BEGIN Available data

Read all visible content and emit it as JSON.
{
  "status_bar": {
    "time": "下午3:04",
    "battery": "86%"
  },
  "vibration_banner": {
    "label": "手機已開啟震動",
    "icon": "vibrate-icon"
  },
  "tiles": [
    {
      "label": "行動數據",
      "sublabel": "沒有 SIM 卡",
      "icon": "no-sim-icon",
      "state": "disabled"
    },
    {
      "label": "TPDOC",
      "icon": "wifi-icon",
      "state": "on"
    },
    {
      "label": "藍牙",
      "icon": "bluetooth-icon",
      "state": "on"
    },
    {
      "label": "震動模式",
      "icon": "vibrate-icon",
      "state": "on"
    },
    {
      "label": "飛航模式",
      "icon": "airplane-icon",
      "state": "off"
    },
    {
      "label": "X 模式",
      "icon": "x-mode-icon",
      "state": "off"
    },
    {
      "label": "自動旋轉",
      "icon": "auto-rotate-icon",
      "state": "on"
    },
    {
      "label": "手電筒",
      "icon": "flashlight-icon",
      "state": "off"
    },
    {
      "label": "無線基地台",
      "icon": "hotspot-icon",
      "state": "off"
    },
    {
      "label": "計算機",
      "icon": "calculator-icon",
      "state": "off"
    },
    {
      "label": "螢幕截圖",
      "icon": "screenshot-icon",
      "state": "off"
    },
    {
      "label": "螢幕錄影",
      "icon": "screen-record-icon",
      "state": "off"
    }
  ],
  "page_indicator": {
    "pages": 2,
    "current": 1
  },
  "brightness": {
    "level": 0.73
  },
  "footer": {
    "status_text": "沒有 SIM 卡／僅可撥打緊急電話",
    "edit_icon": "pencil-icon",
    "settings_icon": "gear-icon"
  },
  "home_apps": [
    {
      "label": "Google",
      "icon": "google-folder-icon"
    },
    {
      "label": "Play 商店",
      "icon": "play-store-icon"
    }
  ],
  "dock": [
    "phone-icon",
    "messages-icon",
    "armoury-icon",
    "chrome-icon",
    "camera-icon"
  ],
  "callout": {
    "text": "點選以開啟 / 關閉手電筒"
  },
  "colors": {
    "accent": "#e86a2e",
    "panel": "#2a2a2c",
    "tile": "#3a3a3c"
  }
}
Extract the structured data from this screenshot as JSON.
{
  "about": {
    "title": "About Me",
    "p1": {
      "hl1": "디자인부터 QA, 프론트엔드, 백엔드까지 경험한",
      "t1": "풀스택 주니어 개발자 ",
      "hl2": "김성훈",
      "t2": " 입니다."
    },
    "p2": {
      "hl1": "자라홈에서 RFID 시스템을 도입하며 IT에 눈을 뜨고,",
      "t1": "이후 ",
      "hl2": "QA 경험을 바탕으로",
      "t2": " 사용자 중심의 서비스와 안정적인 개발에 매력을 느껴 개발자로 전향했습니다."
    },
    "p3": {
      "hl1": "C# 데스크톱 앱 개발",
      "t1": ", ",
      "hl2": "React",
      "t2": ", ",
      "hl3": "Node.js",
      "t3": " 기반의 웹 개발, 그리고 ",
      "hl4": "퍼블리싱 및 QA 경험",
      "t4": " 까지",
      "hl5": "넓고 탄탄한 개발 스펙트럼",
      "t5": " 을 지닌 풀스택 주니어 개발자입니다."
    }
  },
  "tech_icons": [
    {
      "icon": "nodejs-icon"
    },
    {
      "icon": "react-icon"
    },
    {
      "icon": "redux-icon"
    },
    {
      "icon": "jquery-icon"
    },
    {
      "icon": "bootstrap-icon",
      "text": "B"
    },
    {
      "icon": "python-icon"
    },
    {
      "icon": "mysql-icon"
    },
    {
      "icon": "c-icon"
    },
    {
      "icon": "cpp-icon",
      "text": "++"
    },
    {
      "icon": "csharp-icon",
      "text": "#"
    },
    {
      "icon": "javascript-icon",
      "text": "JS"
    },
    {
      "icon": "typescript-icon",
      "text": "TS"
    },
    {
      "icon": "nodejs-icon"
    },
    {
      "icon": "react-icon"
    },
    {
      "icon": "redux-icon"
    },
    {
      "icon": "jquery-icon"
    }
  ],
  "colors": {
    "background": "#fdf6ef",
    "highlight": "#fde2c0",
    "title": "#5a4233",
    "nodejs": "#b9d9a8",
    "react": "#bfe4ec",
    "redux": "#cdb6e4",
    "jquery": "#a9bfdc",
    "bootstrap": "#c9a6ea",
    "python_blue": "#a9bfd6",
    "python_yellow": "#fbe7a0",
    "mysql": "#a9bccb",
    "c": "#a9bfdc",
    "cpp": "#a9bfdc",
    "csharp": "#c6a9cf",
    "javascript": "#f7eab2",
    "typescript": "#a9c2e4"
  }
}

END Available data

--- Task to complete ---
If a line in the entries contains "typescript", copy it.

--- Answer box ---
      "icon": "typescript-icon",
    "typescript": "#a9c2e4"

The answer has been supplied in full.